Pork belly sopes - wow, this was.... almost life-changing. Yes, the pork was good, the sopes were tasty and just right, but that salsa negra was mind-blowingly delicious. It was the perfect balance of salty, sweet, hot, sour. Amazingly complex and deep and earthy and perplexing, the kind of sauce you wanted to taste over and over again to figure out what the devil was in it. Our pork was not fatty at all; in fact, it was quite firm (but not tough) from the fat having been completely rendered out.
Mushroom ceviche - Again, a very complex amalgamation of flavors with sour being the predominent note. And suprisingly, quite hot. In the final analysis, I found the heat and acid too overpowering to showcase the mushroom.
Steak & heirloom tomato salad - a relatively light but still very satisfying dish. The steak had a wonderful flavor that I couldn't quite place. The sum was greater than its parts - the smoky meat, the sweet watermelon, the mildly acidic tomato all worked beautifully together.
Shrimp tacos al carbon - nice, large adobo-marinated shrimp w/ fixin's (rustic homemade tortillas, stewed beans, guac, cebollitas. this was ok but I probably wouldn't order it again as along as they had those pork sopes on the menu. It was also a bit cumbersome to share.
Soft-serve cajeta ice cream w/ pecan & bacon streusel - couldn't pass up soft-serve ice cream even though we were both quite full by this time. I'm glad we ordered this... it was incredibly silky (thanks to soft serve) and buttery and caramel-y with just enough crunch from the streusel for textural contrast. I wish more restaurants had soft-serve ice cream... other than McD's and now Red O, I can't think of a single restaurant that serves soft-serve. The closest I can think of is the pecan shake at Lucky Devil's, which is called a shake but is really more like a soft-serve (wicked good, BTW, but I digress).
Anyway, besides the food -
A minor gripe - the plates were way too small for sharing - and I think the menu is designed with sharing in mind.
The space was inviting and loung-y but I found it all a bit too clubby for my taste (complete with dapperly dressed doormen and bathroom attendant, at least in the women's) and felt a bit of a "hipper-than-thou" vibe from a few people.

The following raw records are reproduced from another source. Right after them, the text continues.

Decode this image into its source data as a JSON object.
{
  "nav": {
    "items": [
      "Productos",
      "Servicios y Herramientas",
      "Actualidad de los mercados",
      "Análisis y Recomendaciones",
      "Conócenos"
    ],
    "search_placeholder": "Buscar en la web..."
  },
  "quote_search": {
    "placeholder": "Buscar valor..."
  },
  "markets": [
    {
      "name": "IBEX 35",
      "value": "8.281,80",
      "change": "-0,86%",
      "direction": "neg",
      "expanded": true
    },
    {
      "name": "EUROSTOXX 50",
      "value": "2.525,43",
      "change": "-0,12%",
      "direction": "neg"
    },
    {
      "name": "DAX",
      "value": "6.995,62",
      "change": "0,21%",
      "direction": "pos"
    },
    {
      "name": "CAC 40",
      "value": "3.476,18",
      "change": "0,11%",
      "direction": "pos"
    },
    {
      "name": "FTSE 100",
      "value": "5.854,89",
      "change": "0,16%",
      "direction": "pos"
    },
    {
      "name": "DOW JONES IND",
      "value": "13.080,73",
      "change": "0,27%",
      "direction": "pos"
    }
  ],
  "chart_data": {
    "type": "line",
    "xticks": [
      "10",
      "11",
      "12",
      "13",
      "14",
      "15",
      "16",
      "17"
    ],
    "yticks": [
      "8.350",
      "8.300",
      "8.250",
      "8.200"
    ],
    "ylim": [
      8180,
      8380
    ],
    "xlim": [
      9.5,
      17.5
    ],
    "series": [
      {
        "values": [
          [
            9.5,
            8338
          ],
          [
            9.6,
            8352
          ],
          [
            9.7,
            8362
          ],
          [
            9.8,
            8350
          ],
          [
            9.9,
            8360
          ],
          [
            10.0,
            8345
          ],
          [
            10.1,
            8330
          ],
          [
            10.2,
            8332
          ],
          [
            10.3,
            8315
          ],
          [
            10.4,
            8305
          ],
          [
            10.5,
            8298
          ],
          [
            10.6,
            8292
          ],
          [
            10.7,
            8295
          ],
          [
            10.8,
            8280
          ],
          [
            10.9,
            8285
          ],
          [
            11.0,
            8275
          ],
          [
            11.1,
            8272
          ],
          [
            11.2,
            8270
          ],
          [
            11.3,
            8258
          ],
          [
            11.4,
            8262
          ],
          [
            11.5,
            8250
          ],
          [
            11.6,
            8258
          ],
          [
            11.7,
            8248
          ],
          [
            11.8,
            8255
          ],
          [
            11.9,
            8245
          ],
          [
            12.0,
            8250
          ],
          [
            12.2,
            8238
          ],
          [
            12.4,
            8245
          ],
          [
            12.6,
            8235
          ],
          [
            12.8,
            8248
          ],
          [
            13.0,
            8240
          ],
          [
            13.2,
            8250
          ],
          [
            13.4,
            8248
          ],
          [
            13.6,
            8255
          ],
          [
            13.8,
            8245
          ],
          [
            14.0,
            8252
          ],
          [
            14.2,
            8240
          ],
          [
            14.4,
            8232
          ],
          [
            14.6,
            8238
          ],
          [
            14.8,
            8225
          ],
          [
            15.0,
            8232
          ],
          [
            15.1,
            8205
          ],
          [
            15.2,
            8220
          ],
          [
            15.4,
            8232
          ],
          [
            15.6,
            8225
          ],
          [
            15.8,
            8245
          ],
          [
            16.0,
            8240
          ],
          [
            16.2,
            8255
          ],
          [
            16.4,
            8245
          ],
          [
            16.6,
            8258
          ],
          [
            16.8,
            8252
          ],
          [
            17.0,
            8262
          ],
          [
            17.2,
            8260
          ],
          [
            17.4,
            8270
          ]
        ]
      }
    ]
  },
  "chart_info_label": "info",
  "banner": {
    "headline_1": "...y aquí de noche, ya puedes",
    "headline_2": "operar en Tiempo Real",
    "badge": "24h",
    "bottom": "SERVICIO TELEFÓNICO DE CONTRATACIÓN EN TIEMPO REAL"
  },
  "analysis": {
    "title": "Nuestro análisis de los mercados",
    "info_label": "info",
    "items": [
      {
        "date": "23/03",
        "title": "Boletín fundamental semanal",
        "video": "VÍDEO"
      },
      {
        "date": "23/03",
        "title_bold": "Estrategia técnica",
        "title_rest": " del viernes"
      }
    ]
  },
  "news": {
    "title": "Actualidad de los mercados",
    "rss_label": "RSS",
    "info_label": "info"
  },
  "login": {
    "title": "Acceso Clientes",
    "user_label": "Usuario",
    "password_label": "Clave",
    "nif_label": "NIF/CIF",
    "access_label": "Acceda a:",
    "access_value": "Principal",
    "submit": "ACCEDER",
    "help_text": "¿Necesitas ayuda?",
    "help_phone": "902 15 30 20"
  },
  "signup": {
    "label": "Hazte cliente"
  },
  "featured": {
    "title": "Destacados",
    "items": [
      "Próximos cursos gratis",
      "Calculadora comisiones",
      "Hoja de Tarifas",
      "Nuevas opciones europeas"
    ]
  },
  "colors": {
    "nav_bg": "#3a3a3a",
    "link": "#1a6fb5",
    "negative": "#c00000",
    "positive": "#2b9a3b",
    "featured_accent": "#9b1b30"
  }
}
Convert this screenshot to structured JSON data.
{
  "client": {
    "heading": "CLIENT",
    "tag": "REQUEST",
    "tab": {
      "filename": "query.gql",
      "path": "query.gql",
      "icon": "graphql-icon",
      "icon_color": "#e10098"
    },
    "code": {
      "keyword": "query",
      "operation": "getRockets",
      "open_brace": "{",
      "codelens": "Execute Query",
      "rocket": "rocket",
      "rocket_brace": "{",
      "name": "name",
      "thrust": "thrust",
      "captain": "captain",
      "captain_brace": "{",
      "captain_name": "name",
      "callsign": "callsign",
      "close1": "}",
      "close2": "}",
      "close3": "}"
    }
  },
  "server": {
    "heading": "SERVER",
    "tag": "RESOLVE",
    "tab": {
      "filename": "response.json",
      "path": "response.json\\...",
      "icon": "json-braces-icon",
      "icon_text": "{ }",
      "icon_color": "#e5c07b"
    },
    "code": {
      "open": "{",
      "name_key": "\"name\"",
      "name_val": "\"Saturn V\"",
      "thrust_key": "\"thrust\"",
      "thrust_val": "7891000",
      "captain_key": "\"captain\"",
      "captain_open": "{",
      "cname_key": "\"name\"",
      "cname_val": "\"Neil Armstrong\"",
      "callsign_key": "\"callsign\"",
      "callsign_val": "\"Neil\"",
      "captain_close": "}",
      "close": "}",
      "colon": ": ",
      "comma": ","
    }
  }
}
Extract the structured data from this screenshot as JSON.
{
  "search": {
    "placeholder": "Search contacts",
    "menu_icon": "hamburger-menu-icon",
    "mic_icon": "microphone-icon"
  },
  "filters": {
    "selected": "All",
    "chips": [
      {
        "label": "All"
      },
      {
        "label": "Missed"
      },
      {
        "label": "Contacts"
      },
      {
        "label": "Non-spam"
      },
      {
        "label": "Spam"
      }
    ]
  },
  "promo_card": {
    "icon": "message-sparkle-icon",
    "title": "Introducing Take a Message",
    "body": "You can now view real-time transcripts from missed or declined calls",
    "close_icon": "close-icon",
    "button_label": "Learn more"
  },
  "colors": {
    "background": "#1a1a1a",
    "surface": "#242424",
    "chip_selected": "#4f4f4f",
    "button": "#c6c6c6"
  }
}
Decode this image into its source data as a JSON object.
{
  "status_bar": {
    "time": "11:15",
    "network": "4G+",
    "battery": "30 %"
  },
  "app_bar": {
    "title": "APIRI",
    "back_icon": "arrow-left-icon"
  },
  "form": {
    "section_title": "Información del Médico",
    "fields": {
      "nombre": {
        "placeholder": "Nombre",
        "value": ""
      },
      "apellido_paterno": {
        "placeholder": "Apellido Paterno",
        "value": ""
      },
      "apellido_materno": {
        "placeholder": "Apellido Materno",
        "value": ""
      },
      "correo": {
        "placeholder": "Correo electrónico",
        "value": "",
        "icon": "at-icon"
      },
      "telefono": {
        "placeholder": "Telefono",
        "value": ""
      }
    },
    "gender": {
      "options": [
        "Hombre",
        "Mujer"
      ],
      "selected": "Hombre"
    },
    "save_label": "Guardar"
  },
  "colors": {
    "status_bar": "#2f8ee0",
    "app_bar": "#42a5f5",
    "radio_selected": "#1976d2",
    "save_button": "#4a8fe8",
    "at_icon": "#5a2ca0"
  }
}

But our server was down-to-earth and highly competent, and the food was fantastic, so I can't wait to go back.
8155 Melrose Ave, Los Angeles, CA 90046
re: mc michael
Maybe they're paying the staff a living wage?
Seriously, while this is more than we usually pay - $9 for chips & guac?? - I think the prices are not at all unrealistic, given the apparent quality of the food and the location. And if we're willing to address the complaint we've heard from Tony Bourdain on two of his visits here, that the rotten secret of LA's food scene is how badly paid the workers are, maybe we need to give up our addiction to $10-per-person banquets.
re: Will Owen
Maybe, but I doubt it. As for the location, prices were certainly not in that range when Moustache Cafe was in the same spot. As for Bourdain, he's entertaining, provocative, but always shilling for himself. And as for quality, let's not forget that not so long ago, Mr. Bayless was doing promotions for Burger King.